New Photography from Southeast Asia
VWFA KL 4-21 Feb
VWFA SG 29 April - 17 May
Manila Contemporary 18 Jul - 8 Aug
CUT began in 2008 as a groundbreaking survey of new photography from Southeast Asia. It marks a watershed in photography exhibition in the region by giving an insight into the tremendous possibilities of an important medium so far overlooked in the local mainstream. This year's CUT exhibition highlights new works by regional artists in which exploration of the figure is central to their photographic practice.
Artists featured in CUT09 are on the forefront of highlighting the problematics of representation in photography. Instead of subscribing to the belief that identity is a fixed and stable given, their subjects often defy easy catergorisation. These figures stand defiant against the cookie-cutter images of our contemporary environment, offering a window into and mirror of alternative reinvestments of the body as a site on which notions of selfhood (both individual or collective) are questioned, contested and at times, revised.
Photographs featured in CUT09 can be examined through a number of critical lens:
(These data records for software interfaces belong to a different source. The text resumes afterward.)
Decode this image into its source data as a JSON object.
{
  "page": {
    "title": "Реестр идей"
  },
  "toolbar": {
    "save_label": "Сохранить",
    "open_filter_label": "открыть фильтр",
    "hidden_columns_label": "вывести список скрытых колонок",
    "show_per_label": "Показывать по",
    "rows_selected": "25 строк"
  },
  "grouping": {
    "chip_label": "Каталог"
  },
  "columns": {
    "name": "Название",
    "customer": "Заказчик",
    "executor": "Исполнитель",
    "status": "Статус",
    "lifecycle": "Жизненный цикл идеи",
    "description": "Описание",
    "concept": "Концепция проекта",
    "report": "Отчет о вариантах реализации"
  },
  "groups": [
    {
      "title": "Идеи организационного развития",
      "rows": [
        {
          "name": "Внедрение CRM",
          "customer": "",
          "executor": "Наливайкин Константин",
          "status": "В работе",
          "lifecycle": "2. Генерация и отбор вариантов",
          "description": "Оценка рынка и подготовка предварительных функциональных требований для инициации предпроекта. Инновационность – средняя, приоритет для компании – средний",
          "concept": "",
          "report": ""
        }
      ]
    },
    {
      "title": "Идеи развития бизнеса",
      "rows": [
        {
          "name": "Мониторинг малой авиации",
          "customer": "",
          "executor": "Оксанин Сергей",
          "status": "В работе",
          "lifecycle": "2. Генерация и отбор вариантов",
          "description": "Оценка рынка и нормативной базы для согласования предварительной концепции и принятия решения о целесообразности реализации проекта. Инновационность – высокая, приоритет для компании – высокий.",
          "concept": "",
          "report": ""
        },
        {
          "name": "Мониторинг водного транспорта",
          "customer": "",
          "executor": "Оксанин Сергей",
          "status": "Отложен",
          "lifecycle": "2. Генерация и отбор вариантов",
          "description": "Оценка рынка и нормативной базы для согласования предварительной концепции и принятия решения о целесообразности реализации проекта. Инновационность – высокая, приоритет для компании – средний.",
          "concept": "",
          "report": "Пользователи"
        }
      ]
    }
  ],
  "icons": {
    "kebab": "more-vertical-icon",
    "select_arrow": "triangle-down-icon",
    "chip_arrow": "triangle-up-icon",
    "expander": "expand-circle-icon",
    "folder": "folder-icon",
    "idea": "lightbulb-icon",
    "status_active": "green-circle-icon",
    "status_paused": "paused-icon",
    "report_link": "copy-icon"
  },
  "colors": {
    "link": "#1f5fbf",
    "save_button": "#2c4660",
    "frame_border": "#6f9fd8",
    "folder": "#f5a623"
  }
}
Culture writ large through the body underscores the received customs and values, which shape a collective identity shared by a group of people and how it is performed and narrated by its players. The earliest photographs of the region and its people served an imperial appetite for ethnological knowledge. Many of its subjects were often dressed in native attires, made to act out a local identity in front of the colonialist camera that fixed its subject as unchanging and one-dimensional. How do artists today use photography to complicate the way we understand ourselves through photographic representation? More importantly, how do artists negotiate with the diverse religious and cultural traditions in Southeast Asia while coming to terms with the different legacy of colonialism?
Late eighties radical politics, allied to the emergence of queer and post human studies, have challenged the problematic Enlightenment belief that the body is subservient to the rational human mind. Artistic practice that emerges from this interpretative tenor draw our attention to the fluid and shifting boundaries of the body, stimulated by unconscious desires and drives that do not necessarily adhere to what was traditionally thought of as humanistic principles. Gender identity, post-human forms, human-bestial correlation, spatial cognition of the body, are some of the topics explored by photographers in CUT09. How are they achieved through photographic means?
In more recent times, beauty of the human form explored in mainstream photography is increasingly flattened, often tailored to the demands of mass-produced cultural consumption, serving the spectacle generated through commercial advertising. Artists who have resisted this narrow definition of beauty have continued to expand upon the aesthetics of the human form. What are the kinds of subject that are being explored? Could post-production techniques such as cropping, lighting, digital manipulation create new aesthetic forms? Is the contemporary figure in Southeast Asia influenced by local or culturally specific aesthetics? If so, to what end and for what purpose?
CUT09 hopes to present a sophisticated range of responses by artist photographers in the region who seek to complicate what we know of ourselves and our society, arguing that photography, no longer a tool for mere documentation, has become an increasingly important and relevant medium to provoke thought on contemporary issues.
Featuring works of: